How are we meant to integrate all of these attacks on Jews into our consciousness while also looking for meaning and inspiration within our own Jewish communities and lives? When one condition, arguably, must be stable for the other to flourish, a rational argument may be made that in order to focus on the future one has to feel safe. Others, like Rabbi Hartman, define this tension as a false choice in many ways. Rather, Rabbi Hartman argues, “The principle lesson of Auschwitz is “Never Again.” The principle lesson of Sinai is the challenge to become a holy people.” He, and I suspect many, believe we can do both at the same time. Indeed, two things can be true at the same time.
My fear is that we have become so desensitized to these incidents that they no longer cause a meaningful or substantial uproar by the masses. Our reactions are understandably angry and sad, but I simply wonder if the frequency of this onslaught of hate has made it almost impossible to stay in the fight as an entire Jewish community. Our brothers and sisters in Israel live with threats to their existence every day. Organizations like the ADL and Federation’s national Secure Community Network (SCN) are at the forefront, collaborating to combat hate, secure communities around the US, and provide expertise that can and should be availed by us all. We are so fortunate to have a local ADL that has carried this mantle for many years. That we now have access to additional national resources, like those through the SCN, bodes well for our future.

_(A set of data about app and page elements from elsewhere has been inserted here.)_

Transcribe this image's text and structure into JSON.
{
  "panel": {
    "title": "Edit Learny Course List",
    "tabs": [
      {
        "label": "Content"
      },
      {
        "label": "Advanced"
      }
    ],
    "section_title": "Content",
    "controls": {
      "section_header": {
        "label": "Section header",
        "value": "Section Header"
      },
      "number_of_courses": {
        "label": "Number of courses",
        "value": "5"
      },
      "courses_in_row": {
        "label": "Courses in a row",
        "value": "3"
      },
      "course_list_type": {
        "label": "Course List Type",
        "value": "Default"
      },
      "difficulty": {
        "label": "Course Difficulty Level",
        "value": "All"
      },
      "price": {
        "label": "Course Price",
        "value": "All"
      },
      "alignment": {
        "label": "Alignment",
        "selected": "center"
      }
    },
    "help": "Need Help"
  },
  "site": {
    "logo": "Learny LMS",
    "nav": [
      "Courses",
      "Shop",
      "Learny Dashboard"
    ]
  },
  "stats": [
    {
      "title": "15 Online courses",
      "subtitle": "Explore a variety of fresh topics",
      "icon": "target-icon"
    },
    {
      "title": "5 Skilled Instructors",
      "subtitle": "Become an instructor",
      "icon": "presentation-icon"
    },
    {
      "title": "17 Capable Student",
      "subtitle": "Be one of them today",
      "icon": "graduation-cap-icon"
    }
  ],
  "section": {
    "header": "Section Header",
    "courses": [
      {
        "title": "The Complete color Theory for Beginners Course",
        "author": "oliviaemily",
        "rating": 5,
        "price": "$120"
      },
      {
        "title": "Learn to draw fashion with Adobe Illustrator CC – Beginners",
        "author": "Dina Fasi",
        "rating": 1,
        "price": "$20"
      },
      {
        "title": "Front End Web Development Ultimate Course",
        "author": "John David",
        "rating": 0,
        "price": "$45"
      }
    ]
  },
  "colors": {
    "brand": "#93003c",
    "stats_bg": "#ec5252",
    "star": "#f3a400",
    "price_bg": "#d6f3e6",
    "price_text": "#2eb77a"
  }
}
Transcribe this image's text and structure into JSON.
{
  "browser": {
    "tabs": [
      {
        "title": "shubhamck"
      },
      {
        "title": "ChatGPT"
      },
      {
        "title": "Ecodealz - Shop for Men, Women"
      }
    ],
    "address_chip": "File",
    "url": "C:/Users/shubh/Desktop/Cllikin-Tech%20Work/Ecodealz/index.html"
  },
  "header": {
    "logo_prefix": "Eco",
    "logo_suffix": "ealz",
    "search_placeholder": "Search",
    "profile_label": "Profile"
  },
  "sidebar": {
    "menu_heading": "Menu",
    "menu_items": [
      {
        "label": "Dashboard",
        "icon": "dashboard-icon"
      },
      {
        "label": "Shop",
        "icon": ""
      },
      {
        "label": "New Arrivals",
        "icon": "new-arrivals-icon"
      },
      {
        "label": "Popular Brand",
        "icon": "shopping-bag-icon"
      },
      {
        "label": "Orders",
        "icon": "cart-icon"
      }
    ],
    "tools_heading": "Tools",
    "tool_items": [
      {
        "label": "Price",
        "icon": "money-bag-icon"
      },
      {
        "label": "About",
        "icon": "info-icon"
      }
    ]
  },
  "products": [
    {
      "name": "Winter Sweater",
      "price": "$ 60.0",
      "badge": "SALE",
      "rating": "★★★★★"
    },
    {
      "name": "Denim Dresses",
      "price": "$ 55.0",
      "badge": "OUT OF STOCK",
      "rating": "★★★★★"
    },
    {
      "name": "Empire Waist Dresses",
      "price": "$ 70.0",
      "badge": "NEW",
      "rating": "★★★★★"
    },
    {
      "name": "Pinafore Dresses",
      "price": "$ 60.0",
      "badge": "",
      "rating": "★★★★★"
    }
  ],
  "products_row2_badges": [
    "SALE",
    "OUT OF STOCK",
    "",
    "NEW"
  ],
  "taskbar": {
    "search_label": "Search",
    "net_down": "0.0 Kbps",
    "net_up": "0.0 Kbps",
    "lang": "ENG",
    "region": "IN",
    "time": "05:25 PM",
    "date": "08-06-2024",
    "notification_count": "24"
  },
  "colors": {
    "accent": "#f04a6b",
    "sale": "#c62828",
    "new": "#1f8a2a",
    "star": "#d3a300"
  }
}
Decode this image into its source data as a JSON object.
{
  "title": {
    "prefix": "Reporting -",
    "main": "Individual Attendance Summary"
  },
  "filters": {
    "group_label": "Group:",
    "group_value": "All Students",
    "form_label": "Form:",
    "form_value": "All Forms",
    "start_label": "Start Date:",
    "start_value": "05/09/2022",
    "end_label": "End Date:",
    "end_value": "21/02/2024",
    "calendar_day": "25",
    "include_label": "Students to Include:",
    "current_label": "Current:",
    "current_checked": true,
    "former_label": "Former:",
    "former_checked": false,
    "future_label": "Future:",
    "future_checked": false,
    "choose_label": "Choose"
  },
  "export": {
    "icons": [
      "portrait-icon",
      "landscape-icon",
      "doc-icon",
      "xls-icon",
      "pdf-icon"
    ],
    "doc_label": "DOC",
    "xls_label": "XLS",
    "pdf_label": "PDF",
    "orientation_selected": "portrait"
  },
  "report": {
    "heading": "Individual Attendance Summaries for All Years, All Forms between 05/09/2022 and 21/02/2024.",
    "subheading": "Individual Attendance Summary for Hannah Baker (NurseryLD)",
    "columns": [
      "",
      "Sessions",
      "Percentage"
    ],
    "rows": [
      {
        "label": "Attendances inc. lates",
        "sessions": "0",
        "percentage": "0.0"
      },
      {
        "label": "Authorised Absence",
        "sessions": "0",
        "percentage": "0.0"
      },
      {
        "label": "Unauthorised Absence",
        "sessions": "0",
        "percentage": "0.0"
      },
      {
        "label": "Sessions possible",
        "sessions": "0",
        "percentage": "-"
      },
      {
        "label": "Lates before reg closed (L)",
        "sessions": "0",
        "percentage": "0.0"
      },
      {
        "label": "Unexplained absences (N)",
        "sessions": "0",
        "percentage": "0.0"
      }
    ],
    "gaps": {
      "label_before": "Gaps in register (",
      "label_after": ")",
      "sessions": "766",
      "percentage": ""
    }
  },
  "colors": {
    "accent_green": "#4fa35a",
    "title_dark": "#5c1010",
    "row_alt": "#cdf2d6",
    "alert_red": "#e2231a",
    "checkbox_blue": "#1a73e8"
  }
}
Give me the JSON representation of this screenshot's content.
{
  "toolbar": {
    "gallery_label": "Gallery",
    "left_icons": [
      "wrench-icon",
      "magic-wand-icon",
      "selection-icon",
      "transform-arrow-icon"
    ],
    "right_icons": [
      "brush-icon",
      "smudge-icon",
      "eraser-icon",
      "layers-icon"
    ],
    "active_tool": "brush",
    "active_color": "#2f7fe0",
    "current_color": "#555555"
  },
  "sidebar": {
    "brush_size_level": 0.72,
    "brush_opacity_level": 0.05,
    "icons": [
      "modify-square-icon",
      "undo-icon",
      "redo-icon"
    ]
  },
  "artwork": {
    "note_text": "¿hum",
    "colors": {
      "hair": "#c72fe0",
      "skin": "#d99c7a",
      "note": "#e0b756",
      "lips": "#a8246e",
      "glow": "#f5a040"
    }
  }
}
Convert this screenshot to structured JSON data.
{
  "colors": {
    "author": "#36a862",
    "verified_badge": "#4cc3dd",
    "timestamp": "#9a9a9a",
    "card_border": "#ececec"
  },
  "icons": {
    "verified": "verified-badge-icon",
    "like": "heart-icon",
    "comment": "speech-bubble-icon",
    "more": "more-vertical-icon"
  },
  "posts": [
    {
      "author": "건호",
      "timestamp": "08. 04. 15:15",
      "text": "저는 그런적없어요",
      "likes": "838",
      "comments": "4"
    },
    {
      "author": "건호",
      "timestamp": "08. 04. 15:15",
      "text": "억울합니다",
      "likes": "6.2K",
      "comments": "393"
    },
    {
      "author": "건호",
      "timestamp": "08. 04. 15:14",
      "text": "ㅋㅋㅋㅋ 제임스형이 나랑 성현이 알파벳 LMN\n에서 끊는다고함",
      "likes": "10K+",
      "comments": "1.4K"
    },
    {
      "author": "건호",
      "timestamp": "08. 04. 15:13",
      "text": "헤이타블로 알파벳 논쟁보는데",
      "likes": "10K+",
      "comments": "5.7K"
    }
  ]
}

Just a few days ago, the ADL and the SCN put out a joint statement, demonstrating the type of partnership and collectivity that I believe will bind our Jewish communities together during these more trying times. I have placed a copy of their compelling and profound statement below. You can read in it a sense of urgency that MORE must be done to address this scourge. I couldn’t agree more. And, still, I pray that in the New Year our fight for safety and security will not define us completely. In fact, I am inclined to believe that we must continue to come together around a host of issues. Federation’s role of convening is as important today as ever. Just a few days ago, dozens of local community members joined by video with representatives of our partnership region in Sha’ar HaNegev to light the 7th night of Chanukah candles. I cannot help but believe that it is from our unity that we will find the strength overcome what is an undeniable and truly frightening specter of rising anti-Semitism in our world today.
Anti-Defamation League and the Secure Community Network Statement on the Stabbing in Monsey, New York
New York Has A Problem
FOR IMMEDIATE RELEASE
|Contact: Dena Weiss
Phone: (317) 966-5646
(New York, NY - 29 December 2019) – ADL (the Anti-Defamation League) and the Secure Community Network (SCN), the official safety and security organization of The Jewish Federations of North America and the Conference of Presidents of Major American Jewish Organizations, issued the following statement regarding Saturday night’s stabbing attack at a rabbi’s home in Monsey, NY:
“We are horrified by the latest string of anti-Semitic attacks in New York, and the most recent attack against Jews in Monsey, NY. We are committed to surging our joint resources to combat the growing spate of anti-Semitic attacks, particularly those taking place in New York State. New York has a growing problem.
This is at least the 10th anti-Semitic incident to hit the New York area in just the last week. When will enough be enough?
It is time for leaders everywhere, Jewish and non-Jewish, to recognize that additional actions to protect the Jewish community are urgent. The Jewish community is under assault. All of America must hear our cry.
These heinous attacks make something abundantly clear: the Jewish community needs greater protection, and we are committed to stepping up and working together to do so.”